*** DATASET EXTRACT Section Begins ***

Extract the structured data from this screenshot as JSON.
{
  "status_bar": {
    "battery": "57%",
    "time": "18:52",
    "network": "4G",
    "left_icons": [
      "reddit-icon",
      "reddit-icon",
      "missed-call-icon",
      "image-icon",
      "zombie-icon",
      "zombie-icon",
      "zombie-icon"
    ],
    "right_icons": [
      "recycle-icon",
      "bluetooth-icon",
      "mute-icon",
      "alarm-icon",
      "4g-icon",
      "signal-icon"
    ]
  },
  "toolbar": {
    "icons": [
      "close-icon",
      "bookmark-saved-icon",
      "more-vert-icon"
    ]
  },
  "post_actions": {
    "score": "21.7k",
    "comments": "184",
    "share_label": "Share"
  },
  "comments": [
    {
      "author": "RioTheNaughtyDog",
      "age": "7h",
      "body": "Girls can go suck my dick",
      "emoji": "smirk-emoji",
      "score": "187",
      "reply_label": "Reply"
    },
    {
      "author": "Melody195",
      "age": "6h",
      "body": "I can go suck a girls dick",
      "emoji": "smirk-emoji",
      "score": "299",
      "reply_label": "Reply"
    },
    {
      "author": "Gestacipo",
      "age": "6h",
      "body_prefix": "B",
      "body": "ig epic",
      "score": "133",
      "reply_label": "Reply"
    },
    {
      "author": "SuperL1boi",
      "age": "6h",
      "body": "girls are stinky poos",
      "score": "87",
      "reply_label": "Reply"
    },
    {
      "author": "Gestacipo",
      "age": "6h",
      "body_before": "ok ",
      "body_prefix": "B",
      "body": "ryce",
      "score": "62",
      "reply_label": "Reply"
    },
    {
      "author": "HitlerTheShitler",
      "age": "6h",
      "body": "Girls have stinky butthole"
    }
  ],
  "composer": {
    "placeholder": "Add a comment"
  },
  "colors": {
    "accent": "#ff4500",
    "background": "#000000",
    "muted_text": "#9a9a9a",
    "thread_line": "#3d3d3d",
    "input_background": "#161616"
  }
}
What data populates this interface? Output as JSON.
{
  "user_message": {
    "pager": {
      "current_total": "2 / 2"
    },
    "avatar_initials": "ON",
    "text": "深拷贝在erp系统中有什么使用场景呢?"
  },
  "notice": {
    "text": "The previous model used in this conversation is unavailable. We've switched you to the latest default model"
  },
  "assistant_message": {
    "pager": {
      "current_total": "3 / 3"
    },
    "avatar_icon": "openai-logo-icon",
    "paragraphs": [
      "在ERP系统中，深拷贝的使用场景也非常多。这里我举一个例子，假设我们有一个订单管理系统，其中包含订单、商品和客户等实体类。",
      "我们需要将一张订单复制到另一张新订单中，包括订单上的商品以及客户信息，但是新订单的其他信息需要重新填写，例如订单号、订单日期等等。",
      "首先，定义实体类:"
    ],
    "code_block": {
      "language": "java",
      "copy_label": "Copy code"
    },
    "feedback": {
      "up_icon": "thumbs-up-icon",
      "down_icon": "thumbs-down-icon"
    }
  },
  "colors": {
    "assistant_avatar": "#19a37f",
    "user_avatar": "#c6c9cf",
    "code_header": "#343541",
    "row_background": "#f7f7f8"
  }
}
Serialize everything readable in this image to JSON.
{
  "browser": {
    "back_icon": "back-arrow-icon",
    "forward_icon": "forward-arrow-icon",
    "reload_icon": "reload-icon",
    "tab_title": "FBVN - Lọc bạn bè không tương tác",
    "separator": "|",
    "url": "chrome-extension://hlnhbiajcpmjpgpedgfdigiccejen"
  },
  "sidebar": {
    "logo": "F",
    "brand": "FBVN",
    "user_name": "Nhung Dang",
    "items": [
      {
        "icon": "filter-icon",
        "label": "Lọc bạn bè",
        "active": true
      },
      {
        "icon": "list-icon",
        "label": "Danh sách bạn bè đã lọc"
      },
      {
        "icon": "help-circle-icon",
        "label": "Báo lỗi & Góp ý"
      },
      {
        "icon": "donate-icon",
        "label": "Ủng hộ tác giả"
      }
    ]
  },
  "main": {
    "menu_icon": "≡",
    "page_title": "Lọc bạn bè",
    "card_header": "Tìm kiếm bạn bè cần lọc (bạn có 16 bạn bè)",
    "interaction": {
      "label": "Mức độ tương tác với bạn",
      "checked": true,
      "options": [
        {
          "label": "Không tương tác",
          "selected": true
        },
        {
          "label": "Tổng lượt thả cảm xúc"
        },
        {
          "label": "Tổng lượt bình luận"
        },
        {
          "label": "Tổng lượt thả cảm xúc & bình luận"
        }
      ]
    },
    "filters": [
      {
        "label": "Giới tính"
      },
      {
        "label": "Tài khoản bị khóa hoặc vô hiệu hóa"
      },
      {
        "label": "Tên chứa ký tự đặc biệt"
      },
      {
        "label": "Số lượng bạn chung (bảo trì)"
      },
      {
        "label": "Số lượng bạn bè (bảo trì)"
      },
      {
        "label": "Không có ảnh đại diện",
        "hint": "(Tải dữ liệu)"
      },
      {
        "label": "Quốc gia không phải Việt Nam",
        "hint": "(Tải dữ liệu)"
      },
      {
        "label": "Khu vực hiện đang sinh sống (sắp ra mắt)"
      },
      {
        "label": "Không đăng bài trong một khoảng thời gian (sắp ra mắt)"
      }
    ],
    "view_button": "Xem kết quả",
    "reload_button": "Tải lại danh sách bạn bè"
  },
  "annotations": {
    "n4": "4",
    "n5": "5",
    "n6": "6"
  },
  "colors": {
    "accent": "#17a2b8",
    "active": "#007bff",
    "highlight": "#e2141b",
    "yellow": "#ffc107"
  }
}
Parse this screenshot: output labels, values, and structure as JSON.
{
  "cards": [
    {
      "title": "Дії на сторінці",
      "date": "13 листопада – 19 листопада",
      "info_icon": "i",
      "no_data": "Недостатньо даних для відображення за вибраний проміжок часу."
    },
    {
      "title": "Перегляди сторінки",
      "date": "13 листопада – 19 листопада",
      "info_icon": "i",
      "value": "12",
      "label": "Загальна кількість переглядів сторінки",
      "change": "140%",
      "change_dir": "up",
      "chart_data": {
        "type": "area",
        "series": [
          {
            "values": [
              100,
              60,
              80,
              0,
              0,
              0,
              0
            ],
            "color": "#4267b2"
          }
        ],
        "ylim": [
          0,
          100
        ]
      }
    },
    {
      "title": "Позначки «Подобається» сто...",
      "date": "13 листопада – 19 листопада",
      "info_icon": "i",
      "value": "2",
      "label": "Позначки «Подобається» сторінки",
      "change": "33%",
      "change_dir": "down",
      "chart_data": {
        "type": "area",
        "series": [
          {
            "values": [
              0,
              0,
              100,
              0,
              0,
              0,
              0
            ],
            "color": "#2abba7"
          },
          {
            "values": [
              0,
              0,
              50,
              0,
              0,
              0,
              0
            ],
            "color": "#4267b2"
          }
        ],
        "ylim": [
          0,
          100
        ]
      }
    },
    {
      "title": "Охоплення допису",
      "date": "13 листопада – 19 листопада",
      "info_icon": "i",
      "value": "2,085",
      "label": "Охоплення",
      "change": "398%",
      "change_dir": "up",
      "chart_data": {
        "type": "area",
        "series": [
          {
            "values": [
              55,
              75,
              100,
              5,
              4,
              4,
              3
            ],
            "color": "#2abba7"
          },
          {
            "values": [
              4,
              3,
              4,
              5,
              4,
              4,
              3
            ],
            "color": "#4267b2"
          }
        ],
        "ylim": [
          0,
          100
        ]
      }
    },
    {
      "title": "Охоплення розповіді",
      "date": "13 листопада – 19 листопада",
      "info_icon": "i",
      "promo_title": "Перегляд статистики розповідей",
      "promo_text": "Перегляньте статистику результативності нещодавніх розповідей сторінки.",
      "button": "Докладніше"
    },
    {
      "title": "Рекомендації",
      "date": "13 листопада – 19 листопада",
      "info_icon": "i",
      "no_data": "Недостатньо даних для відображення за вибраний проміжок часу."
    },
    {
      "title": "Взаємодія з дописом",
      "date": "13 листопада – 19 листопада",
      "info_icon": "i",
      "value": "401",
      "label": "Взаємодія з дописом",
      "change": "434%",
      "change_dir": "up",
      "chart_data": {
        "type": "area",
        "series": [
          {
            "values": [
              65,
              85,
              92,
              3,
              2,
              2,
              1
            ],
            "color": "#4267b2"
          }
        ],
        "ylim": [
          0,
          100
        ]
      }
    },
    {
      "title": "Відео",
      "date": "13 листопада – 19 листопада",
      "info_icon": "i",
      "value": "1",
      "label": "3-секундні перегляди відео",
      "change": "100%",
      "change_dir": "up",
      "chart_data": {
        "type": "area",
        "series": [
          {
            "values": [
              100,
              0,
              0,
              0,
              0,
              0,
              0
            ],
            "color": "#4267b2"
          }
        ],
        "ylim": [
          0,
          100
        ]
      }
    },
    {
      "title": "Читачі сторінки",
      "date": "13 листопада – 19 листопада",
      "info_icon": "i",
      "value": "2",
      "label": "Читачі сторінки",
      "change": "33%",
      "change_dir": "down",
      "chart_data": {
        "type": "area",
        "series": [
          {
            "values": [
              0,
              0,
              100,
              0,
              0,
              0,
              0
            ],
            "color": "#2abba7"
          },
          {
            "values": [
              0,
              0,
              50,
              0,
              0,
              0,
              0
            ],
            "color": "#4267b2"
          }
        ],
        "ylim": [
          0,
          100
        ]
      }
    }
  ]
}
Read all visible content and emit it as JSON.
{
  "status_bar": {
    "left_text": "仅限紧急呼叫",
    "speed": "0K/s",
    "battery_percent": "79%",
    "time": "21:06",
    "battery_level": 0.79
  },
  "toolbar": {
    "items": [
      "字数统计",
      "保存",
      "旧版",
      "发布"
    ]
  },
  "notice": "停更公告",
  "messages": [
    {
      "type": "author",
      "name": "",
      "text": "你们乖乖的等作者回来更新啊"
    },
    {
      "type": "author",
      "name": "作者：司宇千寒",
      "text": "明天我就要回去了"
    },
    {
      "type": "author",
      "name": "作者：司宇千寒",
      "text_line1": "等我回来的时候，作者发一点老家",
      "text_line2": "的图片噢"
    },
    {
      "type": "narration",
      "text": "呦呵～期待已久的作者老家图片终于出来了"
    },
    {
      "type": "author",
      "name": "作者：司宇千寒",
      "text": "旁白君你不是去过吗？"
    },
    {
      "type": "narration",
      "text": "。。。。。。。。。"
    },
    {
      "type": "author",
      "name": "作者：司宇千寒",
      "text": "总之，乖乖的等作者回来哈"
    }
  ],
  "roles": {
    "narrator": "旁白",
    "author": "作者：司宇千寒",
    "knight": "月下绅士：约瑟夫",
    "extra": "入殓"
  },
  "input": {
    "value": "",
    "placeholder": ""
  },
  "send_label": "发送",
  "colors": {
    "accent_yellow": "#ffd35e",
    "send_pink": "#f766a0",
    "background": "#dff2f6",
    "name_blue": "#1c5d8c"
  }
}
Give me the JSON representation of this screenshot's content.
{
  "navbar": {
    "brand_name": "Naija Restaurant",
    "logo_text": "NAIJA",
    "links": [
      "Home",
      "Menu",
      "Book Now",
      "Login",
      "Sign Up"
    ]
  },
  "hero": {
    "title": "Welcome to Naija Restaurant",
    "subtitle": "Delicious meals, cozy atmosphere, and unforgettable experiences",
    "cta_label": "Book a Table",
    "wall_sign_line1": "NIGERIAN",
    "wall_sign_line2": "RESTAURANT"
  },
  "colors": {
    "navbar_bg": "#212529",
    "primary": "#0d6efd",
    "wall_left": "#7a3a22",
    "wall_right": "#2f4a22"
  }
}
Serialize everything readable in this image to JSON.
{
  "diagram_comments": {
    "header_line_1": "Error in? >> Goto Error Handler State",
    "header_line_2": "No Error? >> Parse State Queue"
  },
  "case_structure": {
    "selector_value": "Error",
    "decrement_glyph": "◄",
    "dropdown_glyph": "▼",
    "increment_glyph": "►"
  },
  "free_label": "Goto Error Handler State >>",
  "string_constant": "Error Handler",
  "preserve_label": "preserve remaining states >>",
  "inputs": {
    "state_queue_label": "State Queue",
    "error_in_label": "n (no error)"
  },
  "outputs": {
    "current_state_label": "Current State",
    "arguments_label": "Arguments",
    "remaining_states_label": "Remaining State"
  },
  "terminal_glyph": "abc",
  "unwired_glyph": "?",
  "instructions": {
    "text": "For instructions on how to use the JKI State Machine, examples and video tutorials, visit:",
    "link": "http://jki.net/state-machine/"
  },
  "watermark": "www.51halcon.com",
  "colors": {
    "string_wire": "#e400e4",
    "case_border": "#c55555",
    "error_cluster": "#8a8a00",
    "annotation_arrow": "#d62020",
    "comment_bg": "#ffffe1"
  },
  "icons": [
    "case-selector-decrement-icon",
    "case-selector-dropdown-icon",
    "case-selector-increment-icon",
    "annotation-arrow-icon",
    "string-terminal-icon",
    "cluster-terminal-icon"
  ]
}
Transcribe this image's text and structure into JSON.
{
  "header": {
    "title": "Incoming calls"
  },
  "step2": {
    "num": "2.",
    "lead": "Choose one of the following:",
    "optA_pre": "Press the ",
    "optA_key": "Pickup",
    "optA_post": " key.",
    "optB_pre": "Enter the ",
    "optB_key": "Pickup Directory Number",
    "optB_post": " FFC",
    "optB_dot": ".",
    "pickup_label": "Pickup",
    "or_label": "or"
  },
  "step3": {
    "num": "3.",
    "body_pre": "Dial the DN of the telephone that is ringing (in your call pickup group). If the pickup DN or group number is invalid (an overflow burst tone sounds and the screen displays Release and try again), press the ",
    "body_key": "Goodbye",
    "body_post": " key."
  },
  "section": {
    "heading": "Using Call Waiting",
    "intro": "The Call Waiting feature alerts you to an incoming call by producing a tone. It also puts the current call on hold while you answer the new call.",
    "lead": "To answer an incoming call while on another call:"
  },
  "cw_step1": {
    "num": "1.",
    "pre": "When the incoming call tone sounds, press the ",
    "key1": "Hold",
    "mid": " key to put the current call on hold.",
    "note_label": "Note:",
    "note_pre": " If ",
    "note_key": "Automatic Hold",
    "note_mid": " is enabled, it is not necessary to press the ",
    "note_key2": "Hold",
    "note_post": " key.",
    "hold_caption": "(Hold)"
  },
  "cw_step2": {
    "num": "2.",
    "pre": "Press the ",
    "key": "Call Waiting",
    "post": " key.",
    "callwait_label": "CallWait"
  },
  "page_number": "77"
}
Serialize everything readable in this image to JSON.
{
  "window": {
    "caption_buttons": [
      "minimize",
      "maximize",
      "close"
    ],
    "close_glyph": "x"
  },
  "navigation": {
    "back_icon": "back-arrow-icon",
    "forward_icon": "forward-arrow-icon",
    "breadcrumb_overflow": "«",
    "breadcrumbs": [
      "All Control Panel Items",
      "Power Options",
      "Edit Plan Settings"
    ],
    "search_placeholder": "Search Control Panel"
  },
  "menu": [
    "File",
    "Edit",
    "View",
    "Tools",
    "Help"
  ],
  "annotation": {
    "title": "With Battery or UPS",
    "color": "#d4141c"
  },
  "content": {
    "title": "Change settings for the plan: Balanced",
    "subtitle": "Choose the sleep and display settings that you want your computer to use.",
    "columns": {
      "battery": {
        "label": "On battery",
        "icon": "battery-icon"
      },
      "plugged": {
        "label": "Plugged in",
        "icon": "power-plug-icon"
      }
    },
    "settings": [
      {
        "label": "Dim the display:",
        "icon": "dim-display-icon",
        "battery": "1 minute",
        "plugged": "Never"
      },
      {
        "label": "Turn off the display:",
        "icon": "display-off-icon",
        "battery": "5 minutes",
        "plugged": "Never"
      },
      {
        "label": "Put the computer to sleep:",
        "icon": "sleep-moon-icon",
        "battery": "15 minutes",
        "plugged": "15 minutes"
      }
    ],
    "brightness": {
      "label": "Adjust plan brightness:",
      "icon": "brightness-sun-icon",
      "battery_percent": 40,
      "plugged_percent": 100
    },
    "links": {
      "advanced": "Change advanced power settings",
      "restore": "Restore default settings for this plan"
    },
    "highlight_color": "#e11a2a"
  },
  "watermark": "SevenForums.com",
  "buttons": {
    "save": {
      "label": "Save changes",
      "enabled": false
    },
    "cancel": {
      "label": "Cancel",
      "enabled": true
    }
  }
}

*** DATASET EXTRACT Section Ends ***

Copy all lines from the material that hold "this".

▸ **EXERCISE ANSWER**
Extract the structured data from this screenshot as JSON.
What data populates this interface? Output as JSON.
    "text": "The previous model used in this conversation is unavailable. We've switched you to the latest default model"
Serialize everything readable in this image to JSON.
Parse this screenshot: output labels, values, and structure as JSON.
Give me the JSON representation of this screenshot's content.
Serialize everything readable in this image to JSON.
Transcribe this image's text and structure into JSON.
Serialize everything readable in this image to JSON.
      "restore": "Restore default settings for this plan"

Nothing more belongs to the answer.